Do acquisitions add value?
On average, the overall value of both acquirer and acquired increases, which indicates that the market believes the announced deals will create value. … If combined returns are positive, mergers certainly create value for the overall market, and, therefore, for investors in index funds.
What are the disadvantages of mergers and acquisitions?
Cons of MergersHigher Prices. A merger can reduce competition and give the new firm monopoly power. With less competition and greater market share, the new firm can usually increase prices for consumers. … Less choice. A merger can lead to less choice for consumers. … Job Losses. A merger can lead to job losses. … Diseconomies of Scale.
What happens when a merger fails?
When a merger fails, a business can lose substantial assets and its shareholders’ interests may substantially diminish in value. For a business that has already been experiencing financial difficulties, a merger can cause the business to falter and even totally cease operations.
Are mergers good for the economy?
Firms engage in mergers because they see a profitable opportunity. If profits rise due to lower costs — through higher productivity or economies of scale, for example — the result can be lower prices for consumers and improved overall economic welfare.
Why do most acquisitions fail?
Acquisitions fail because they are distracting. They often are not part of a company’s core competence. Integration can be slow, and expensive. Identifying what your company will have to put in to the deal, not just what it will pay to close the deal, can be the difference between success and failure.

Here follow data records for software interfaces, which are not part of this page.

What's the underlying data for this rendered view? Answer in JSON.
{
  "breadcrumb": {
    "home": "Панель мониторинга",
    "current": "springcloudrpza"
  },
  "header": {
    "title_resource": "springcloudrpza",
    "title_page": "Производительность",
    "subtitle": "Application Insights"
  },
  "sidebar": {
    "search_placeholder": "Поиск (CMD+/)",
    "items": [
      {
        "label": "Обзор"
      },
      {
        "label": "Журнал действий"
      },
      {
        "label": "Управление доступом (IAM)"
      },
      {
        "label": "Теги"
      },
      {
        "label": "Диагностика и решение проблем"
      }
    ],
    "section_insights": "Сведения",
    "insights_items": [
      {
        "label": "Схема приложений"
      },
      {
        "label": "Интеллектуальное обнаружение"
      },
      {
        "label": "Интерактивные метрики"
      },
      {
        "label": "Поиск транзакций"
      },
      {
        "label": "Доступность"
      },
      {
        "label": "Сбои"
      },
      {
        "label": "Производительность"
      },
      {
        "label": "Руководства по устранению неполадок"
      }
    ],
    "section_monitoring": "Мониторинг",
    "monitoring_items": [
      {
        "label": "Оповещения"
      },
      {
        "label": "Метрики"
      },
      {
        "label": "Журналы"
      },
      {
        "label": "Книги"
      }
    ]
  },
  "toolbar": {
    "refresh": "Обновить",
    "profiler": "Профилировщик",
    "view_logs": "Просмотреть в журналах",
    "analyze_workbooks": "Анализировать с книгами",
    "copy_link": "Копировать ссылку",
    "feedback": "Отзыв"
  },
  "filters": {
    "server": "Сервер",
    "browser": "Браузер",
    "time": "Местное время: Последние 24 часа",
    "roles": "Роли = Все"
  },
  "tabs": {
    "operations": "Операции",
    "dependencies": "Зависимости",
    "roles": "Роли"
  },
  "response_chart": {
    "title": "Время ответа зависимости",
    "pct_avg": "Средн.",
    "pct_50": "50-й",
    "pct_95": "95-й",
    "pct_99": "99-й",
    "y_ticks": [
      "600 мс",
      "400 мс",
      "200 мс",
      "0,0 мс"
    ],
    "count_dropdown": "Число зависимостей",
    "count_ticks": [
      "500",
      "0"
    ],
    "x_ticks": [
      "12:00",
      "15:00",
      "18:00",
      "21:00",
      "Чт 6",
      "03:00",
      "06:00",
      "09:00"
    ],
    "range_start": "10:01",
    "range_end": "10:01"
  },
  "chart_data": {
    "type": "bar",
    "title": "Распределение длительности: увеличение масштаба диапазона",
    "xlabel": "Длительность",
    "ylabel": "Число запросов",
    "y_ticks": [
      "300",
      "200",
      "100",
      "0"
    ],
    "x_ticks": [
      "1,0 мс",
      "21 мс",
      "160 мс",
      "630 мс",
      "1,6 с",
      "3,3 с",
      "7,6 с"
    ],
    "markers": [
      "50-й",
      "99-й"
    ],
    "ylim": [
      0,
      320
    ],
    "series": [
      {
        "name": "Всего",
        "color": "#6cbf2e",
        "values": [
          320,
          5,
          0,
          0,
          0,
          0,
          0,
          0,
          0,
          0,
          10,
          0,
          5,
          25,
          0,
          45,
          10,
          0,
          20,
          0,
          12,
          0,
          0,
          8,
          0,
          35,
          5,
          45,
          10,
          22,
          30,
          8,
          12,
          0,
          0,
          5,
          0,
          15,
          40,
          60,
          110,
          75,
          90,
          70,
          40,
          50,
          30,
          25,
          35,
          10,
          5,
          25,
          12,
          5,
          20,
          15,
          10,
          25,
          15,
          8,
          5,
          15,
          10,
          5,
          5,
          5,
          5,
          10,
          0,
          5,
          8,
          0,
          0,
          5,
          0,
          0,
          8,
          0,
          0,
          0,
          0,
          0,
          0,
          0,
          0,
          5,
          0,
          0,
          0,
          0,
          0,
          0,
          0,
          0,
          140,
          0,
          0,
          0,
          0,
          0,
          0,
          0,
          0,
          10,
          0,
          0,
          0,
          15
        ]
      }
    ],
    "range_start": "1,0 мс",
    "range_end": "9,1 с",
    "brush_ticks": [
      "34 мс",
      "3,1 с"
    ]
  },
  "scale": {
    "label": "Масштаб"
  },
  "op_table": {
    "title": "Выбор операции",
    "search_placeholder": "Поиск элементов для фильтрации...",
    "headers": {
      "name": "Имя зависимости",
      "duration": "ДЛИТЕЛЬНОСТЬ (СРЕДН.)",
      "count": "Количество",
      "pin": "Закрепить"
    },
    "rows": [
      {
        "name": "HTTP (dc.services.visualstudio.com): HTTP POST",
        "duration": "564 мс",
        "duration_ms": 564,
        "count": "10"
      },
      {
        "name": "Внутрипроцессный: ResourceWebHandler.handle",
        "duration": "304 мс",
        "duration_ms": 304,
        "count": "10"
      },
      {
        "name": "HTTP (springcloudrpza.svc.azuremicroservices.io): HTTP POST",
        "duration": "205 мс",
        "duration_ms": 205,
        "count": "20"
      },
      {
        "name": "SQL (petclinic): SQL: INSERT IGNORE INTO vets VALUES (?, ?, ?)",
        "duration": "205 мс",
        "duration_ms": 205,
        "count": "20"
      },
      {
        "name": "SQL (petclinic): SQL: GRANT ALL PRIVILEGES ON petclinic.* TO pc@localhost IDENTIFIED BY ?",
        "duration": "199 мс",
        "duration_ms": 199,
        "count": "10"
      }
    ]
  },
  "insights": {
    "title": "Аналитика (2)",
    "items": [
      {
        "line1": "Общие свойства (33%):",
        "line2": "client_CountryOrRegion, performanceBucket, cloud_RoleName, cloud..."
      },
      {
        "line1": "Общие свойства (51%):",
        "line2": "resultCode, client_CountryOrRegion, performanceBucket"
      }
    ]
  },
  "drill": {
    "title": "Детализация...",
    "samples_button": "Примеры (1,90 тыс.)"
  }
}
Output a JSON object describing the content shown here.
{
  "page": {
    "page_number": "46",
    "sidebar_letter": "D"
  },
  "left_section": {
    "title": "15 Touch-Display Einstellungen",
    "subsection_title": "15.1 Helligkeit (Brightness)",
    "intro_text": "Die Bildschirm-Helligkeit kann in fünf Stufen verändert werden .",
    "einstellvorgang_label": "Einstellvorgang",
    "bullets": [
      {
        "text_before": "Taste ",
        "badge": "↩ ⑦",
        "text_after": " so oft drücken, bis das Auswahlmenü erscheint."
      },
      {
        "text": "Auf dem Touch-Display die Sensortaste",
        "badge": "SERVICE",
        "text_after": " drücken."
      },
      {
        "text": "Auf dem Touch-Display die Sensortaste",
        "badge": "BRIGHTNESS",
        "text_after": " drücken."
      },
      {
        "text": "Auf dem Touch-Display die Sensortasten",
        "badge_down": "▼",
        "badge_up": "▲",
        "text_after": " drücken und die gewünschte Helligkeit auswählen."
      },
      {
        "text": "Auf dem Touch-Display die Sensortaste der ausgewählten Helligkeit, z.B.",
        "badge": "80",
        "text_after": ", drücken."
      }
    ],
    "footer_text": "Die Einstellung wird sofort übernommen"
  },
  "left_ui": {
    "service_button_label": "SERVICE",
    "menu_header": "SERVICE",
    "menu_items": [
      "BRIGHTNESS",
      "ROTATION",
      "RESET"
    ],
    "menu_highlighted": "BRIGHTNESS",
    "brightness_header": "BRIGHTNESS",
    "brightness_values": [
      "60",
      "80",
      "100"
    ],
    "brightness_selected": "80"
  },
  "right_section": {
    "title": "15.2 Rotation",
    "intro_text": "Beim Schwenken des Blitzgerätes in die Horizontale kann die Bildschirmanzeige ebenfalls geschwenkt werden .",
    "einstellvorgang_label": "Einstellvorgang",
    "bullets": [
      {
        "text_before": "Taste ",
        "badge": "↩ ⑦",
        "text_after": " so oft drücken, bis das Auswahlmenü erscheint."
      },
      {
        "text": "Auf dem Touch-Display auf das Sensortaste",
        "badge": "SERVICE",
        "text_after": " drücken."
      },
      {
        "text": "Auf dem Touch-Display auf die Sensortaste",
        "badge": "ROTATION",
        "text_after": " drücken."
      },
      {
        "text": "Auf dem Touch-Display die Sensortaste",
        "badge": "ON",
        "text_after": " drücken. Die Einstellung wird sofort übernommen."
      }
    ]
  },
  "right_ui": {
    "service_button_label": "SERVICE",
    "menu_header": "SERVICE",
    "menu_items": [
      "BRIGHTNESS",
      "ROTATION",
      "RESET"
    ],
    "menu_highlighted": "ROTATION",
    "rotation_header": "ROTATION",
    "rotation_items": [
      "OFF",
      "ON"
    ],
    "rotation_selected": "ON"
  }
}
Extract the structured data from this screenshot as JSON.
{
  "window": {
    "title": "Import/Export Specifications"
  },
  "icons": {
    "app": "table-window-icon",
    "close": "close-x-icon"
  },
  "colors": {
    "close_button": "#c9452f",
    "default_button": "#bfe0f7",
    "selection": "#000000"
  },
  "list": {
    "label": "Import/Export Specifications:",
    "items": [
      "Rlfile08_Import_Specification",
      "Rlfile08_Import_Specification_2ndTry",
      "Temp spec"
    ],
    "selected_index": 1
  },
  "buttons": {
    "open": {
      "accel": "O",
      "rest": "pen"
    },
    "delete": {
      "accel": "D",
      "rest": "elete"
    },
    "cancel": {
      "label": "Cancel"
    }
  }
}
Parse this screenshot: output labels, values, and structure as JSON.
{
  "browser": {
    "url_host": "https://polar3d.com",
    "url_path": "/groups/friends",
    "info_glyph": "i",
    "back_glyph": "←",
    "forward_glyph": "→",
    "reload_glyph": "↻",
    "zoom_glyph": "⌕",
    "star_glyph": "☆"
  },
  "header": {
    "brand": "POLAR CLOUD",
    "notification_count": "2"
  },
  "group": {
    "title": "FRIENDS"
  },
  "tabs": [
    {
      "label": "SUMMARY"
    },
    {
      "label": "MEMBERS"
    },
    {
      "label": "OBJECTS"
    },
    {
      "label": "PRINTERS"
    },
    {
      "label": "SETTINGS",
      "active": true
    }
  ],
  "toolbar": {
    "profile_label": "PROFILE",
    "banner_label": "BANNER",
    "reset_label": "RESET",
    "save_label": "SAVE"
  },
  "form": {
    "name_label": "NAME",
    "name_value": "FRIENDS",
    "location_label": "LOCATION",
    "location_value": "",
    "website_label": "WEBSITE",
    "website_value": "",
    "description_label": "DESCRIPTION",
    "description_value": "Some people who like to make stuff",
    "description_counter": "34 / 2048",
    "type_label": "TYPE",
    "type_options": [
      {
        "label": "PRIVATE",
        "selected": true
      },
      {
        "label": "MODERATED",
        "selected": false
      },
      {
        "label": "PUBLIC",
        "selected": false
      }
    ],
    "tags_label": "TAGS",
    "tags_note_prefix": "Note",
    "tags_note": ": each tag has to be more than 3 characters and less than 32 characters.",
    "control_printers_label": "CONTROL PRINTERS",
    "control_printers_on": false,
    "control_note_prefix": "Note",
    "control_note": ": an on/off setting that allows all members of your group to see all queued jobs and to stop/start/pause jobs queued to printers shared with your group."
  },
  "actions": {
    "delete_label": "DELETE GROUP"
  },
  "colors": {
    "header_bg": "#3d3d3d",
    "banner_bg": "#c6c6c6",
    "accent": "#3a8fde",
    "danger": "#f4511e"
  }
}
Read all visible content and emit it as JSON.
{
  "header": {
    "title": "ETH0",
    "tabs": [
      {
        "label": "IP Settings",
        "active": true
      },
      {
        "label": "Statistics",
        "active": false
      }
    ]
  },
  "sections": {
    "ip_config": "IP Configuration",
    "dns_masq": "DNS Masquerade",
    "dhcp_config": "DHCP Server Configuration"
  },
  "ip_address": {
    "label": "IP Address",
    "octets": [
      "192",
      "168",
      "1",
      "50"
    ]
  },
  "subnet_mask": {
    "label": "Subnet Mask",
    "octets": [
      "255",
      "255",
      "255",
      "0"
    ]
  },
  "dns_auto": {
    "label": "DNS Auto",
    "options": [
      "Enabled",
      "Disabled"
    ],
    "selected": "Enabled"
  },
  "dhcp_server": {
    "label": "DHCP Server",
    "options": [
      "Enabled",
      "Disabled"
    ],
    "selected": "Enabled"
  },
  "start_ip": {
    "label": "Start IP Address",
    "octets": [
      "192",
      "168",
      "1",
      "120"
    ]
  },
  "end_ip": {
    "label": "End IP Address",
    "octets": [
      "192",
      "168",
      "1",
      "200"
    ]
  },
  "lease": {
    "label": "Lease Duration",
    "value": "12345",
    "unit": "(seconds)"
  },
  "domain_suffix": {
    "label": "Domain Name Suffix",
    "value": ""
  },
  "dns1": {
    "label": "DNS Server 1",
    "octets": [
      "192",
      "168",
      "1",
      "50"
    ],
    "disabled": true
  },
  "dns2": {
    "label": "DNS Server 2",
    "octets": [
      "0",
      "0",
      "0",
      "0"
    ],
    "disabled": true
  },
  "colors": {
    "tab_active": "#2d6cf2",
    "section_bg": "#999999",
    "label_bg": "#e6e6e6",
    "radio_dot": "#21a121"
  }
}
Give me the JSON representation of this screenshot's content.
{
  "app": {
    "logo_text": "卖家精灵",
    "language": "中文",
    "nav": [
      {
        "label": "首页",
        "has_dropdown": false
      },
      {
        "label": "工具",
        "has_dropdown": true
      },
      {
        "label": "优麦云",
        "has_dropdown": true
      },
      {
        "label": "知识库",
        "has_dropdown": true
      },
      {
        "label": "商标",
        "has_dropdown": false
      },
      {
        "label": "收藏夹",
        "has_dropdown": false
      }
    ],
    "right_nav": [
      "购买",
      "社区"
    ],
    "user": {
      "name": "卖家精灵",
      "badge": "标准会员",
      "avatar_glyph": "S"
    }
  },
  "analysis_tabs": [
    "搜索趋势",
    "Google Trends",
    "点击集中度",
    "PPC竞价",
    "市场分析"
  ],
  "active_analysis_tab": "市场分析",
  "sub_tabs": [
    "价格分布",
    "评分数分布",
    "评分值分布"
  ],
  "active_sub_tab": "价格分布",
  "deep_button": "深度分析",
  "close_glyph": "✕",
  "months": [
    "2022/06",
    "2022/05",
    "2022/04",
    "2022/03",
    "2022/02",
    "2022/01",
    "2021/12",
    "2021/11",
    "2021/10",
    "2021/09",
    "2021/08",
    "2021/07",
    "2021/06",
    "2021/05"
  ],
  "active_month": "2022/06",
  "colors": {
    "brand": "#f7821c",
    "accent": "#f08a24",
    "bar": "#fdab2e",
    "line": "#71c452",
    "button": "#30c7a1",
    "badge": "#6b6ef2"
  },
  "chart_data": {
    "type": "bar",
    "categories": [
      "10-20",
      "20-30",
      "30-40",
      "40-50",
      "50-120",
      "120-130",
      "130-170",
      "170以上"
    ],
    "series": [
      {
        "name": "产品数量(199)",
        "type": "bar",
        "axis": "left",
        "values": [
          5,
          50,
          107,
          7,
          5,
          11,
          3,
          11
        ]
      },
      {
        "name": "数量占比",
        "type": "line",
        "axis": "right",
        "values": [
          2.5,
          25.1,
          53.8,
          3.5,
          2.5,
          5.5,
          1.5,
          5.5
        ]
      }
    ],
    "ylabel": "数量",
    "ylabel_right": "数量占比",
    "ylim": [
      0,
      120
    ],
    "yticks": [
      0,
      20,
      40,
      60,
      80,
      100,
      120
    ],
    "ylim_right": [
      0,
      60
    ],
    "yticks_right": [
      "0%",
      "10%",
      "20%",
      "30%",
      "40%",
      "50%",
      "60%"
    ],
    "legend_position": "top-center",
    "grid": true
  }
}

Why do mergers and acquisitions fail?
That’s on the low end of how many mergers and acquisitions (M+As) are likely to fail. … Basic reasons frequently cited for such a high failure rate include an uninvolved seller, culture shock at the time of the integration, and poor communications from the beginning to the end of the M+A process.
How do you prevent a merger from failing?
Nine Steps to Prevent Merger Failureby Gerald Adolph, Karla Elrod, and J. … Sin number one: no guiding principles. … Sin number two: no ground rules. … Sin number three: not sweating the details. … Sin number four: poor stakeholder outreach. … Sin number five: overly conservative targets. … Sin number six: integration plan not explicitly in the financials.More items…•
What are the reasons for mergers and acquisitions?
The most common motives for mergers include the following:Value creation. Two companies may undertake a merger to increase the wealth of their shareholders. … Diversification. … Acquisition of assets. … Increase in financial capacity. … Tax purposes. … Incentives for managers.